**Exercise**
In the entries below, every line that contains "JSON" must be located and copied.

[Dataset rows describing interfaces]

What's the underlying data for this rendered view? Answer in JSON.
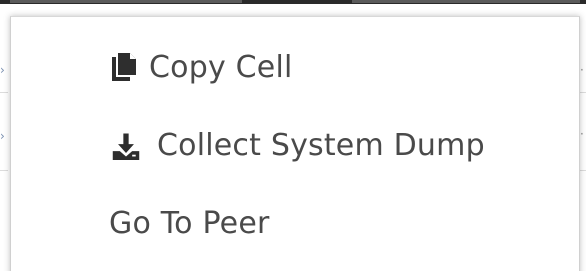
{
  "context_menu": {
    "items": [
      {
        "label": "Copy Cell",
        "icon": "copy-icon"
      },
      {
        "label": "Collect System Dump",
        "icon": "download-icon"
      },
      {
        "label": "Go To Peer",
        "icon": ""
      }
    ]
  },
  "colors": {
    "menu_text": "#4a4a4a",
    "icon": "#2e2e2e",
    "menu_border": "#d0d0d0"
  }
}
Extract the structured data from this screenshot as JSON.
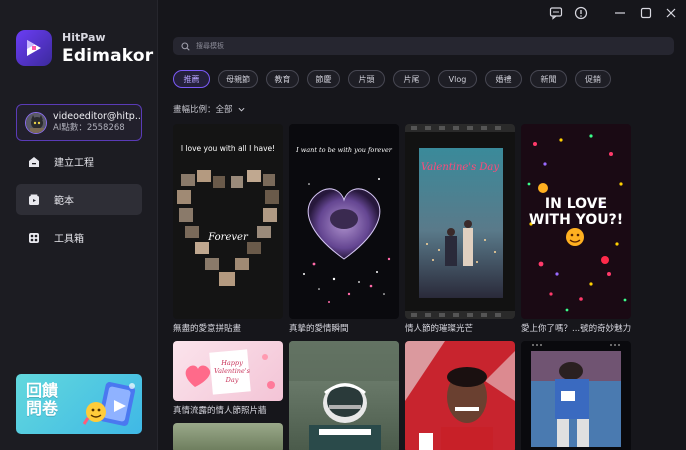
{
  "window": {
    "icons": [
      "chat-icon",
      "info-icon",
      "minimize-icon",
      "maximize-icon",
      "close-icon"
    ]
  },
  "brand": {
    "sub": "HitPaw",
    "name": "Edimakor"
  },
  "user": {
    "name": "videoeditor@hitp...",
    "points": "AI點數：2558268"
  },
  "nav": {
    "create": "建立工程",
    "template": "範本",
    "toolbox": "工具箱"
  },
  "promo": {
    "line1": "回饋",
    "line2": "問卷"
  },
  "search": {
    "placeholder": "搜尋模板"
  },
  "tags": [
    "推薦",
    "母親節",
    "教育",
    "節慶",
    "片頭",
    "片尾",
    "Vlog",
    "婚禮",
    "新聞",
    "促銷"
  ],
  "ratio": {
    "label": "畫幅比例：全部"
  },
  "templates": [
    {
      "caption": "無盡的愛意拼貼畫",
      "text": "I love you with all I have!",
      "text2": "Forever"
    },
    {
      "caption": "真摯的愛情瞬間",
      "text": "I want to be with you forever"
    },
    {
      "caption": "情人節的璀璨光芒",
      "text": "Valentine's Day"
    },
    {
      "caption": "愛上你了嗎？...號的奇妙魅力",
      "text": "IN LOVE WITH YOU?!"
    },
    {
      "caption": "真情流露的情人節照片牆",
      "text": "Happy Valentine's Day"
    },
    {
      "caption": ""
    },
    {
      "caption": ""
    },
    {
      "caption": ""
    }
  ],
  "colors": {
    "accent": "#7b5af7",
    "background": "#16161b",
    "sidebar": "#1c1c22"
  }
}
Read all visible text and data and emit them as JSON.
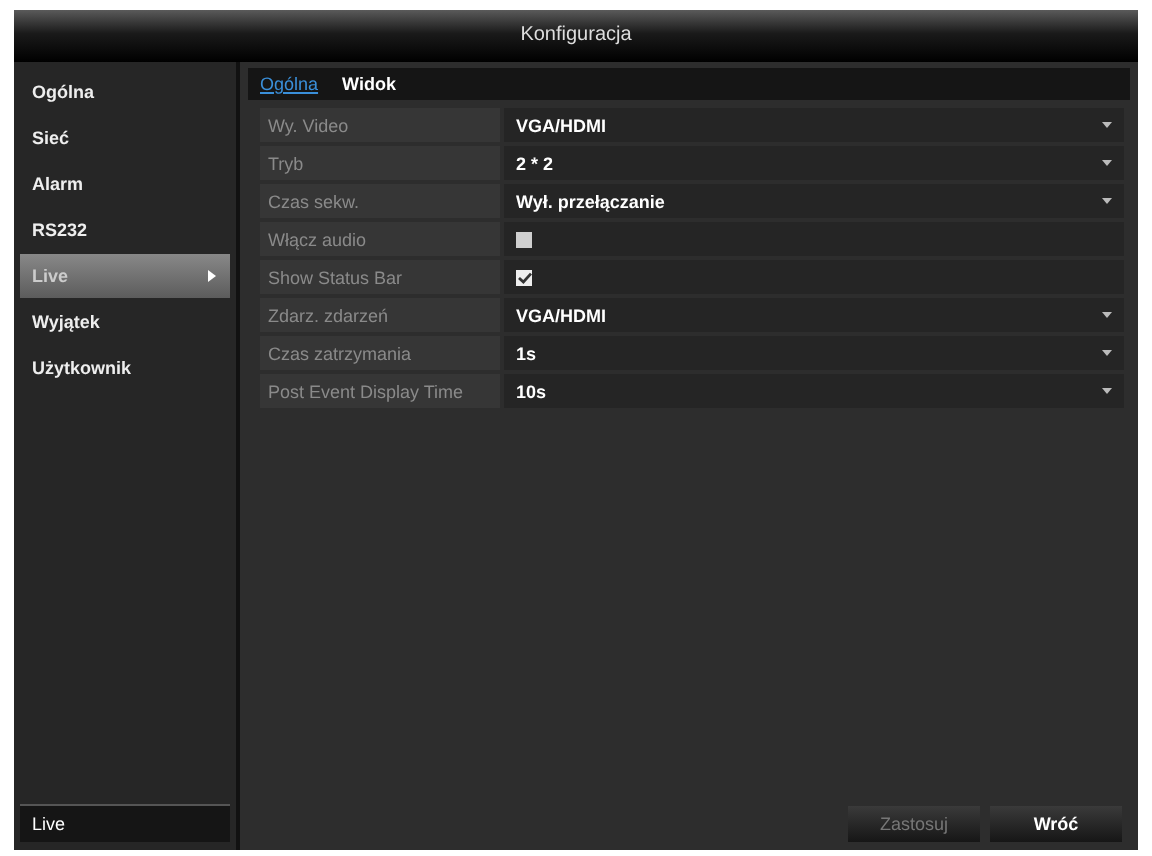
{
  "window": {
    "title": "Konfiguracja"
  },
  "sidebar": {
    "items": [
      {
        "label": "Ogólna",
        "selected": false
      },
      {
        "label": "Sieć",
        "selected": false
      },
      {
        "label": "Alarm",
        "selected": false
      },
      {
        "label": "RS232",
        "selected": false
      },
      {
        "label": "Live",
        "selected": true
      },
      {
        "label": "Wyjątek",
        "selected": false
      },
      {
        "label": "Użytkownik",
        "selected": false
      }
    ],
    "footer": "Live"
  },
  "tabs": [
    {
      "label": "Ogólna",
      "selected": true
    },
    {
      "label": "Widok",
      "selected": false
    }
  ],
  "settings": [
    {
      "kind": "select",
      "label": "Wy. Video",
      "value": "VGA/HDMI"
    },
    {
      "kind": "select",
      "label": "Tryb",
      "value": "2 * 2"
    },
    {
      "kind": "select",
      "label": "Czas sekw.",
      "value": "Wył. przełączanie"
    },
    {
      "kind": "checkbox",
      "label": "Włącz audio",
      "checked": false
    },
    {
      "kind": "checkbox",
      "label": "Show Status Bar",
      "checked": true
    },
    {
      "kind": "select",
      "label": "Zdarz. zdarzeń",
      "value": "VGA/HDMI"
    },
    {
      "kind": "select",
      "label": "Czas zatrzymania",
      "value": "1s"
    },
    {
      "kind": "select",
      "label": "Post Event Display Time",
      "value": "10s"
    }
  ],
  "buttons": [
    {
      "label": "Zastosuj",
      "disabled": true
    },
    {
      "label": "Wróć",
      "disabled": false
    }
  ]
}
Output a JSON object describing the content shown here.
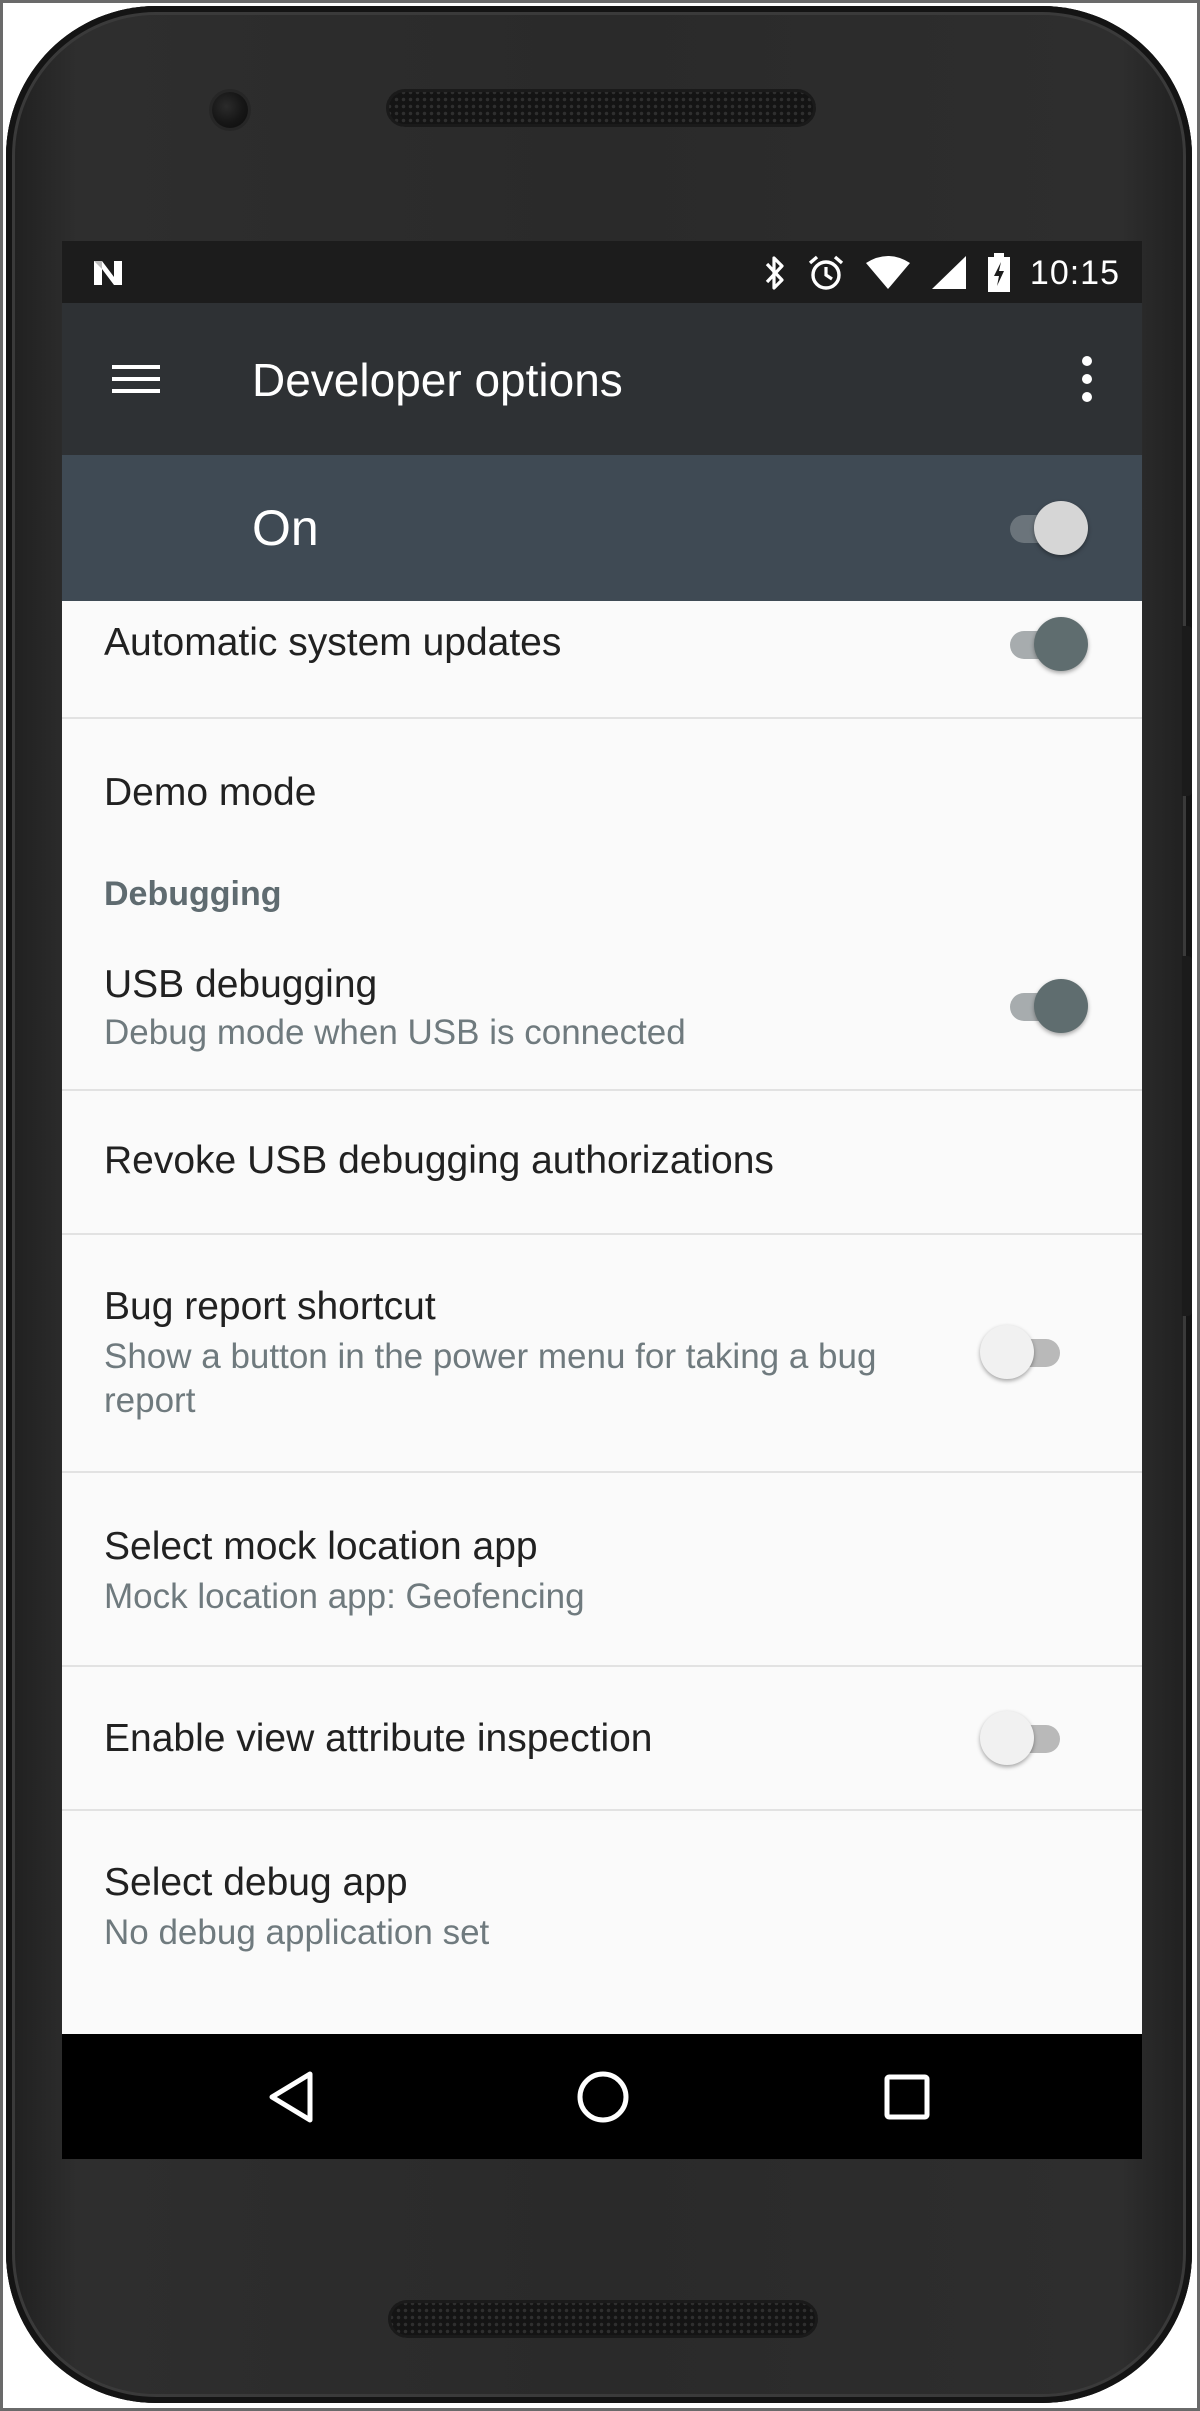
{
  "status_bar": {
    "time": "10:15",
    "icons": [
      "notification-n-icon",
      "bluetooth-icon",
      "alarm-icon",
      "wifi-icon",
      "signal-icon",
      "battery-icon"
    ]
  },
  "toolbar": {
    "title": "Developer options",
    "menu_icon": "hamburger-menu-icon",
    "overflow_icon": "more-vert-icon"
  },
  "master_switch": {
    "label": "On",
    "state": "on"
  },
  "settings": {
    "auto_updates": {
      "title": "Automatic system updates",
      "toggle": "on"
    },
    "demo_mode": {
      "title": "Demo mode"
    },
    "debugging_header": "Debugging",
    "usb_debugging": {
      "title": "USB debugging",
      "summary": "Debug mode when USB is connected",
      "toggle": "on"
    },
    "revoke_usb": {
      "title": "Revoke USB debugging authorizations"
    },
    "bug_report": {
      "title": "Bug report shortcut",
      "summary": "Show a button in the power menu for taking a bug report",
      "toggle": "off"
    },
    "mock_location": {
      "title": "Select mock location app",
      "summary": "Mock location app: Geofencing"
    },
    "view_attribute": {
      "title": "Enable view attribute inspection",
      "toggle": "off"
    },
    "debug_app": {
      "title": "Select debug app",
      "summary": "No debug application set"
    }
  },
  "nav_bar": {
    "back_icon": "back-triangle-icon",
    "home_icon": "home-circle-icon",
    "recents_icon": "recents-square-icon"
  },
  "colors": {
    "status_bar": "#1c1c1c",
    "toolbar": "#2e3134",
    "master_bar": "#3f4a54",
    "list_bg": "#fafafa",
    "toggle_on_thumb": "#5f6d6f",
    "toggle_on_track": "#a7acae",
    "toggle_off_thumb": "#f1f1f1",
    "toggle_off_track": "#b9b9b9",
    "master_thumb": "#d6d6d6",
    "master_track": "#6b747b"
  }
}
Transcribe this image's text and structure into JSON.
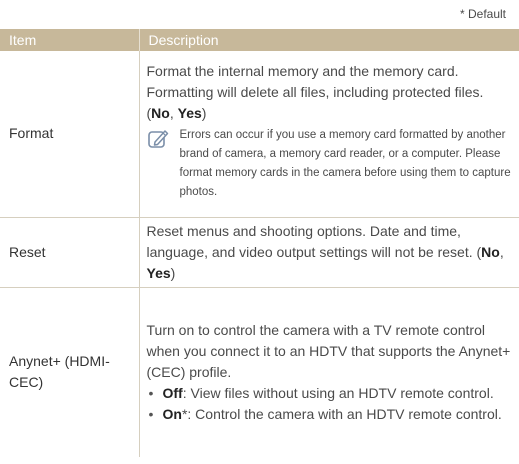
{
  "default_note": "* Default",
  "table": {
    "headers": {
      "item": "Item",
      "description": "Description"
    },
    "format": {
      "item": "Format",
      "desc": "Format the internal memory and the memory card. Formatting will delete all files, including protected files. (",
      "opt1": "No",
      "sep": ", ",
      "opt2": "Yes",
      "close": ")",
      "note": "Errors can occur if you use a memory card formatted by another brand of camera, a memory card reader, or a computer. Please format memory cards in the camera before using them to capture photos."
    },
    "reset": {
      "item": "Reset",
      "desc": "Reset menus and shooting options. Date and time, language, and video output settings will not be reset. (",
      "opt1": "No",
      "sep": ", ",
      "opt2": "Yes",
      "close": ")"
    },
    "anynet": {
      "item": "Anynet+ (HDMI-CEC)",
      "desc": "Turn on to control the camera with a TV remote control when you connect it to an HDTV that supports the Anynet+(CEC) profile.",
      "options": [
        {
          "label": "Off",
          "text": ": View files without using an HDTV remote control."
        },
        {
          "label": "On",
          "mark": "*",
          "text": ": Control the camera with an HDTV remote control."
        }
      ]
    }
  },
  "icons": {
    "note": "pencil-note-icon"
  },
  "colors": {
    "header_bg": "#c7b89a",
    "note_icon": "#7a8ea8"
  }
}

**Solution for this task**
What's the underlying data for this rendered view? Answer in JSON.
Extract the structured data from this screenshot as JSON.
Read all visible text and data and emit them as JSON.
Output a JSON object describing the content shown here.
Transcribe this image's text and structure into JSON.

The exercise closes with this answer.